■ **Work required**: Find the lines below in which the string "data" occurs. Copy each one.
______________________________
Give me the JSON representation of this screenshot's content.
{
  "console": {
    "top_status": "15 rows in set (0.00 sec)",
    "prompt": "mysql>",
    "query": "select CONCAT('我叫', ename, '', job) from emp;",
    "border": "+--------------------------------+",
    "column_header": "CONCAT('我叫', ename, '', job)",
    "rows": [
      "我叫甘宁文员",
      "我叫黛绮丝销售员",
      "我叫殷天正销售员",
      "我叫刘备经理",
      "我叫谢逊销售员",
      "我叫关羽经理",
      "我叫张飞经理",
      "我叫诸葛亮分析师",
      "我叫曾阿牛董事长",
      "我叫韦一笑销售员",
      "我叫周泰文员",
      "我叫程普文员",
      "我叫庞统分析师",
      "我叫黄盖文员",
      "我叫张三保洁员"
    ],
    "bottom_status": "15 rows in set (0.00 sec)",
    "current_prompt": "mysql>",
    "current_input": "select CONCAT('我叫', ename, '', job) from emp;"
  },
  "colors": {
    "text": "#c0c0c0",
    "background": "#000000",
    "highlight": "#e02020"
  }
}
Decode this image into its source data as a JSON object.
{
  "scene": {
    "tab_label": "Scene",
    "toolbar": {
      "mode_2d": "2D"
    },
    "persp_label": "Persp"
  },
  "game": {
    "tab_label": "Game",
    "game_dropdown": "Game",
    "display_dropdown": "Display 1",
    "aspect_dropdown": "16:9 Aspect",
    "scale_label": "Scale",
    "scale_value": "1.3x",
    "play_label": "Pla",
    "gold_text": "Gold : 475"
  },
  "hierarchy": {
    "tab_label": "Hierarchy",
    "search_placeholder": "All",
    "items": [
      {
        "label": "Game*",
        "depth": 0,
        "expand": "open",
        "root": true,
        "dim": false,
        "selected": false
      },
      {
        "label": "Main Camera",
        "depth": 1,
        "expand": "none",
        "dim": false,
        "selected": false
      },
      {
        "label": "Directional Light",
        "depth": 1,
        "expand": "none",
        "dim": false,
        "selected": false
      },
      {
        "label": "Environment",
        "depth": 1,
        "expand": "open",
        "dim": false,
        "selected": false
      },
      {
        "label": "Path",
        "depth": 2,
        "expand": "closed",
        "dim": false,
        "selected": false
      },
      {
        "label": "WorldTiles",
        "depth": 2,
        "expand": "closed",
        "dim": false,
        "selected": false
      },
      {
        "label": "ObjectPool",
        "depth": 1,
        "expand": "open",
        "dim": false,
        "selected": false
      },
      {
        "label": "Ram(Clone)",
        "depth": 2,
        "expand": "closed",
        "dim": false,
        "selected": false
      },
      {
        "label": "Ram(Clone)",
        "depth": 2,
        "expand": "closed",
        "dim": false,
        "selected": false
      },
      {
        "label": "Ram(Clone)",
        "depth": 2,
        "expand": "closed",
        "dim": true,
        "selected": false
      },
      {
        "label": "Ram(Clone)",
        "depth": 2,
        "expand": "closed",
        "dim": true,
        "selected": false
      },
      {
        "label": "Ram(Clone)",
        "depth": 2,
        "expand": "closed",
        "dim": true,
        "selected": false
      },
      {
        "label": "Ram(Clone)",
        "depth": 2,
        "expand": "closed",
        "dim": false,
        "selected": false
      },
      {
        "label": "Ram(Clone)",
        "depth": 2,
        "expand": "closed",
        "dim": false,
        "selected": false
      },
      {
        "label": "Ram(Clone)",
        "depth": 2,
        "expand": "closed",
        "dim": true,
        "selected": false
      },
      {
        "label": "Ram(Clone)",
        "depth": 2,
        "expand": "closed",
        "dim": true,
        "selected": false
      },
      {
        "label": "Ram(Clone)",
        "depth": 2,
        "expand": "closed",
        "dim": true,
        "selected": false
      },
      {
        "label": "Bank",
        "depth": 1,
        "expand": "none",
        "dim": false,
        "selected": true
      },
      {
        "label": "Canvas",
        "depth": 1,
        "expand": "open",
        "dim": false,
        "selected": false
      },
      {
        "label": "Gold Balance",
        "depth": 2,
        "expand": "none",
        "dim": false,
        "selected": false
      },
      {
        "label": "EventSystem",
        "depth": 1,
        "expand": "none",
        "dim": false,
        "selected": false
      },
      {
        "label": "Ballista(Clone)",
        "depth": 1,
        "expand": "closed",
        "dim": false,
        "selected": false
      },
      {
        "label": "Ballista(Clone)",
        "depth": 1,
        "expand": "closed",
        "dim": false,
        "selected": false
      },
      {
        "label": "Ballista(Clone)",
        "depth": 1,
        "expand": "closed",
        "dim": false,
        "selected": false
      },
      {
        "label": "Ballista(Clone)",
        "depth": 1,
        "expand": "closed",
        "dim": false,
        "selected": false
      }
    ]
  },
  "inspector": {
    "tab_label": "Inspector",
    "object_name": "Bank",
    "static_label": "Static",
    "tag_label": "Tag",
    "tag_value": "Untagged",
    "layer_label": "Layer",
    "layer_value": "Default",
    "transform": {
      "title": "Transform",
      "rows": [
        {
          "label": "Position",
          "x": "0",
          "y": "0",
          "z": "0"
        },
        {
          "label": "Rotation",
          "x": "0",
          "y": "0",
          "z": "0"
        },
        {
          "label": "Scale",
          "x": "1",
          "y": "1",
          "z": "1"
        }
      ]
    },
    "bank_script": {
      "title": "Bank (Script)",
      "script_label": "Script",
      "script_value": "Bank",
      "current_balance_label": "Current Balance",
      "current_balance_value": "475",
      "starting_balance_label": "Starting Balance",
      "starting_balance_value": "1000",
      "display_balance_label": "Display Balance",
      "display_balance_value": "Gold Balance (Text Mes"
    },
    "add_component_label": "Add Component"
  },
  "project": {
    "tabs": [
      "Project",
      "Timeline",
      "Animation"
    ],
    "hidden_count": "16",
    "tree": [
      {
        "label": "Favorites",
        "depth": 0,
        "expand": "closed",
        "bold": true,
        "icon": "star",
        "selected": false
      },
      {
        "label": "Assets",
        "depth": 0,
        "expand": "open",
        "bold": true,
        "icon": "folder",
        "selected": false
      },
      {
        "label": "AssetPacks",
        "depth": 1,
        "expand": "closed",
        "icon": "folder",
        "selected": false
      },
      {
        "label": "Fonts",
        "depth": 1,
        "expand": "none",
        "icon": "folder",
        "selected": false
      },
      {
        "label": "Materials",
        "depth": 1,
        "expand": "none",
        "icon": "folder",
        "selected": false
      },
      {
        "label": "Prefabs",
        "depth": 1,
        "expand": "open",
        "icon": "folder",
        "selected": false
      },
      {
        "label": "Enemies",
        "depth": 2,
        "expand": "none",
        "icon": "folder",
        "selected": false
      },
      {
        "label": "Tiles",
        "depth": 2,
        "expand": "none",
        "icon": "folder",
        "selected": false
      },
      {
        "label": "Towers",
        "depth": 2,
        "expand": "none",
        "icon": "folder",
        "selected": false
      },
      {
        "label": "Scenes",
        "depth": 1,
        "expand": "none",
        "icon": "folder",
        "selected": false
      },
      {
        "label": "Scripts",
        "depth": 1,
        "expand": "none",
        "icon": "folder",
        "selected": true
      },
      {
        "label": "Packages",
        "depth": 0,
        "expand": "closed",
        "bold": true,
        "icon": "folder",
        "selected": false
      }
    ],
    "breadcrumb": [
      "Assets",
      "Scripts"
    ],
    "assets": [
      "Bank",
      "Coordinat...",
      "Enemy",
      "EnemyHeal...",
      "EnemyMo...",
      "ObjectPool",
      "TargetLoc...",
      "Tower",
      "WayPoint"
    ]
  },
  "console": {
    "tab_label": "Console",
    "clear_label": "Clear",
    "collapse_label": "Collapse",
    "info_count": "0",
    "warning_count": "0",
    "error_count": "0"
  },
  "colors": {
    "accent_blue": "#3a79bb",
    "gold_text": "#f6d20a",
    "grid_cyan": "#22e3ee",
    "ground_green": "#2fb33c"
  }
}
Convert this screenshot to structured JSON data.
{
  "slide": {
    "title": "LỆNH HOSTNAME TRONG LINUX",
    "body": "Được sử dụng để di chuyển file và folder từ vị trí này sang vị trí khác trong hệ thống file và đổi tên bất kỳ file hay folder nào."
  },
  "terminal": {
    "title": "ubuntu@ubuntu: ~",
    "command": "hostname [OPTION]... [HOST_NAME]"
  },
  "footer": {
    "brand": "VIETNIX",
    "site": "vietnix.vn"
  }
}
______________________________
■ **Exercise solution**:
Decode this image into its source data as a JSON object.
Convert this screenshot to structured JSON data.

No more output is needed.